Incredibly challenging! There is a saying in independent filmmaking: don’t show what you don’t have. Although we hopefully succeeded in making the film appear bigger than it is, we really considered what locations, lighting and props were achievable within the scope of the project to give the impression of a bigger budget. I worked very hard with collaborators such as [director of photography] Ivan Davidov and [visual-effects artist] Josh Weeks to push the limits of what we could do.
Could you tell us about the casting of the three primary characters? Why were the selected actors so right for their roles?
Liam had done another film [Sororal, Sam Barrett, 2014] that I had worked on [as co-writer], which was kind of in this Italian neo-giallo tradition; it was made in Perth, and he was the lead in that. For me, he looked a bit like John Phillip Law, the guy in Danger: Diabolik [Bava, 1968] and Barbarella [Roger Vadim, 1968]. I don’t know why, but that was some sort of incentive. I didn’t actually audition Liam; I just met up with him for a beer.
We found Alyson through auditioning – she was just the best. She came in and had really gone out of her way: she had sort of dressed up as her character, and had props, and just went that little bit extra […] I was really impressed by her performance. She had the toughest job because her character is the ‘axis’ of the film, and [has] the strongest arc.

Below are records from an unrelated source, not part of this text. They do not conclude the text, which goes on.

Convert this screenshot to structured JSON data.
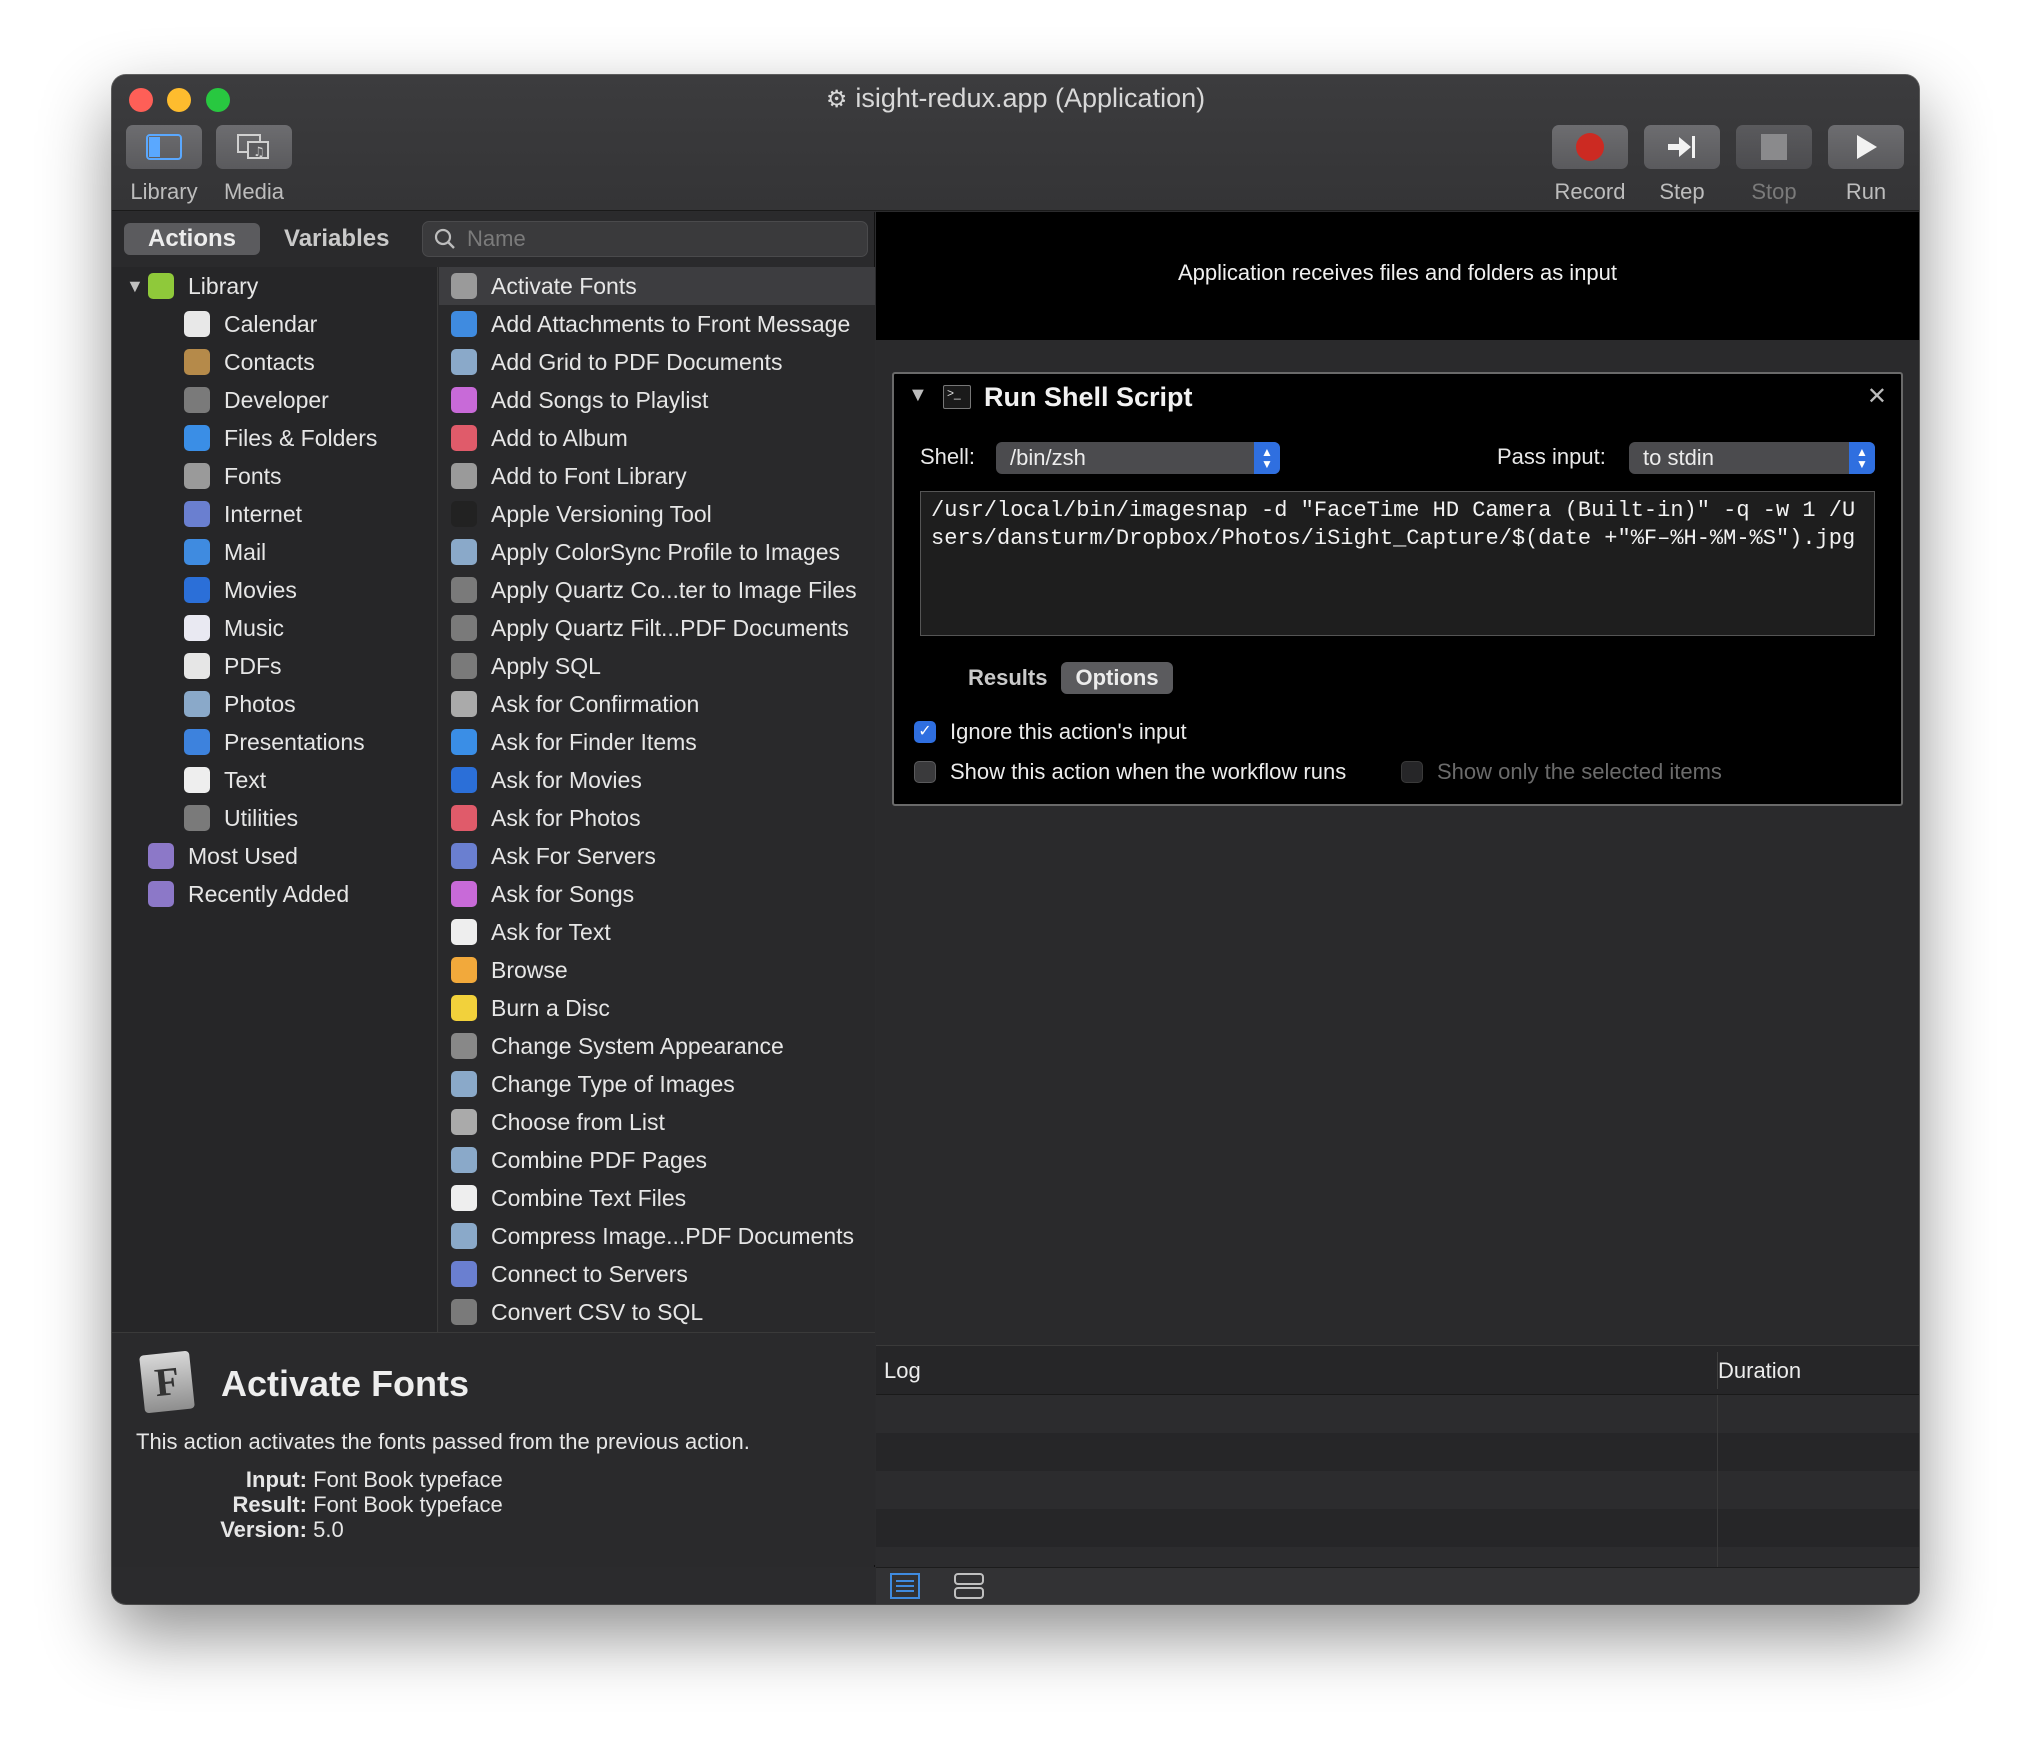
{
  "window": {
    "title": "isight-redux.app (Application)"
  },
  "toolbar": {
    "library_label": "Library",
    "media_label": "Media",
    "record_label": "Record",
    "step_label": "Step",
    "stop_label": "Stop",
    "run_label": "Run"
  },
  "left_tabs": {
    "actions": "Actions",
    "variables": "Variables"
  },
  "search": {
    "placeholder": "Name",
    "value": ""
  },
  "categories": [
    {
      "label": "Library",
      "icon": "library-icon",
      "color": "#8fc93a"
    },
    {
      "label": "Calendar",
      "icon": "calendar-icon",
      "color": "#e8e8e8"
    },
    {
      "label": "Contacts",
      "icon": "contacts-icon",
      "color": "#b58a4a"
    },
    {
      "label": "Developer",
      "icon": "developer-icon",
      "color": "#7a7a7a"
    },
    {
      "label": "Files & Folders",
      "icon": "finder-icon",
      "color": "#3a8ee6"
    },
    {
      "label": "Fonts",
      "icon": "fonts-icon",
      "color": "#9a9a9a"
    },
    {
      "label": "Internet",
      "icon": "globe-icon",
      "color": "#6a7fd0"
    },
    {
      "label": "Mail",
      "icon": "mail-icon",
      "color": "#3f8be0"
    },
    {
      "label": "Movies",
      "icon": "movies-icon",
      "color": "#2b6fd8"
    },
    {
      "label": "Music",
      "icon": "music-icon",
      "color": "#e9e9f2"
    },
    {
      "label": "PDFs",
      "icon": "pdf-icon",
      "color": "#e6e6e6"
    },
    {
      "label": "Photos",
      "icon": "photos-icon",
      "color": "#8aa9c9"
    },
    {
      "label": "Presentations",
      "icon": "presentations-icon",
      "color": "#3d82dd"
    },
    {
      "label": "Text",
      "icon": "text-icon",
      "color": "#eeeeee"
    },
    {
      "label": "Utilities",
      "icon": "utilities-icon",
      "color": "#7a7a7a"
    },
    {
      "label": "Most Used",
      "icon": "smart-folder-icon",
      "color": "#8c78c8"
    },
    {
      "label": "Recently Added",
      "icon": "smart-folder-icon",
      "color": "#8c78c8"
    }
  ],
  "actions": [
    {
      "label": "Activate Fonts",
      "icon": "fonts-icon",
      "color": "#9a9a9a"
    },
    {
      "label": "Add Attachments to Front Message",
      "icon": "mail-icon",
      "color": "#3f8be0"
    },
    {
      "label": "Add Grid to PDF Documents",
      "icon": "preview-icon",
      "color": "#8aa9c9"
    },
    {
      "label": "Add Songs to Playlist",
      "icon": "music-icon",
      "color": "#c86ad8"
    },
    {
      "label": "Add to Album",
      "icon": "photos-icon",
      "color": "#e05b6a"
    },
    {
      "label": "Add to Font Library",
      "icon": "fonts-icon",
      "color": "#9a9a9a"
    },
    {
      "label": "Apple Versioning Tool",
      "icon": "terminal-icon",
      "color": "#222222"
    },
    {
      "label": "Apply ColorSync Profile to Images",
      "icon": "preview-icon",
      "color": "#8aa9c9"
    },
    {
      "label": "Apply Quartz Co...ter to Image Files",
      "icon": "developer-icon",
      "color": "#7a7a7a"
    },
    {
      "label": "Apply Quartz Filt...PDF Documents",
      "icon": "developer-icon",
      "color": "#7a7a7a"
    },
    {
      "label": "Apply SQL",
      "icon": "developer-icon",
      "color": "#7a7a7a"
    },
    {
      "label": "Ask for Confirmation",
      "icon": "automator-icon",
      "color": "#aaaaaa"
    },
    {
      "label": "Ask for Finder Items",
      "icon": "finder-icon",
      "color": "#3a8ee6"
    },
    {
      "label": "Ask for Movies",
      "icon": "movies-icon",
      "color": "#2b6fd8"
    },
    {
      "label": "Ask for Photos",
      "icon": "photos-icon",
      "color": "#e05b6a"
    },
    {
      "label": "Ask For Servers",
      "icon": "globe-icon",
      "color": "#6a7fd0"
    },
    {
      "label": "Ask for Songs",
      "icon": "music-icon",
      "color": "#c86ad8"
    },
    {
      "label": "Ask for Text",
      "icon": "text-icon",
      "color": "#eeeeee"
    },
    {
      "label": "Browse",
      "icon": "browse-icon",
      "color": "#f2a93b"
    },
    {
      "label": "Burn a Disc",
      "icon": "burn-icon",
      "color": "#f2d13b"
    },
    {
      "label": "Change System Appearance",
      "icon": "appearance-icon",
      "color": "#888888"
    },
    {
      "label": "Change Type of Images",
      "icon": "preview-icon",
      "color": "#8aa9c9"
    },
    {
      "label": "Choose from List",
      "icon": "automator-icon",
      "color": "#aaaaaa"
    },
    {
      "label": "Combine PDF Pages",
      "icon": "preview-icon",
      "color": "#8aa9c9"
    },
    {
      "label": "Combine Text Files",
      "icon": "text-icon",
      "color": "#eeeeee"
    },
    {
      "label": "Compress Image...PDF Documents",
      "icon": "preview-icon",
      "color": "#8aa9c9"
    },
    {
      "label": "Connect to Servers",
      "icon": "globe-icon",
      "color": "#6a7fd0"
    },
    {
      "label": "Convert CSV to SQL",
      "icon": "developer-icon",
      "color": "#7a7a7a"
    }
  ],
  "detail": {
    "title": "Activate Fonts",
    "description": "This action activates the fonts passed from the previous action.",
    "input_label": "Input:",
    "input_value": "Font Book typeface",
    "result_label": "Result:",
    "result_value": "Font Book typeface",
    "version_label": "Version:",
    "version_value": "5.0"
  },
  "workflow": {
    "header": "Application receives files and folders as input",
    "action": {
      "title": "Run Shell Script",
      "shell_label": "Shell:",
      "shell_value": "/bin/zsh",
      "pass_input_label": "Pass input:",
      "pass_input_value": "to stdin",
      "script": "/usr/local/bin/imagesnap -d \"FaceTime HD Camera (Built-in)\" -q -w 1 /Users/dansturm/Dropbox/Photos/iSight_Capture/$(date +\"%F–%H-%M-%S\").jpg",
      "tab_results": "Results",
      "tab_options": "Options",
      "ignore_input_label": "Ignore this action's input",
      "ignore_input_checked": true,
      "show_action_label": "Show this action when the workflow runs",
      "show_action_checked": false,
      "show_selected_label": "Show only the selected items",
      "show_selected_checked": false
    }
  },
  "log": {
    "col_log": "Log",
    "col_duration": "Duration"
  },
  "colors": {
    "accent_blue": "#2f6fe0",
    "record_red": "#cc2a22"
  }
}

Richard was [cast] through auditioning as well; he was an old hand around Perth and has done a lot of stage and stuff like that for a long time. He had the right presence: he was strong, charismatic, but at the same time [had] that kind of Australian humour. And he was accessible – if he was too dominating, he would have shut everything down […] He was perfect.
How have audiences responded to Burning Kiss?
I think people have been really intrigued by it. For an Australian film, they were kind of surprised and […] processing what they’d seen. I think, because there’s so much sex and unusual editing […] it kind of throws everything against the wall.
|1||Referring to filmmaker Luis Buñuel.|
|2||Narrated retrospectively by an unnamed young man, Bataille’s 1928 novella concerns the unconventional sexual exploits of love-struck teenagers.|
|3||For a primer on the midnight movie, see Neil Strauss, ‘It Must Be Midnight and Must Be Weird’, The New York Times, 7 July 1995, <https://www.nytimes.com/1995/07/07/movies/it-must-be-midnight-and-must-be-weird.html>, accessed 21 May 2019.|
|4||Referring to the work of filmmaker Douglas Sirk.|
|5||Known for his black-and-white crime photography, Arthur ‘Weegee’ Fellig was a photojournalist who came into prominence during the 1930s and 1940s. He subsequently gained work in Hollywood, including as a special-photographic-effects consultant on Dr. Strangelove or: How I Learned to Stop Worrying and Love the Bomb (Kubrick, 1964).|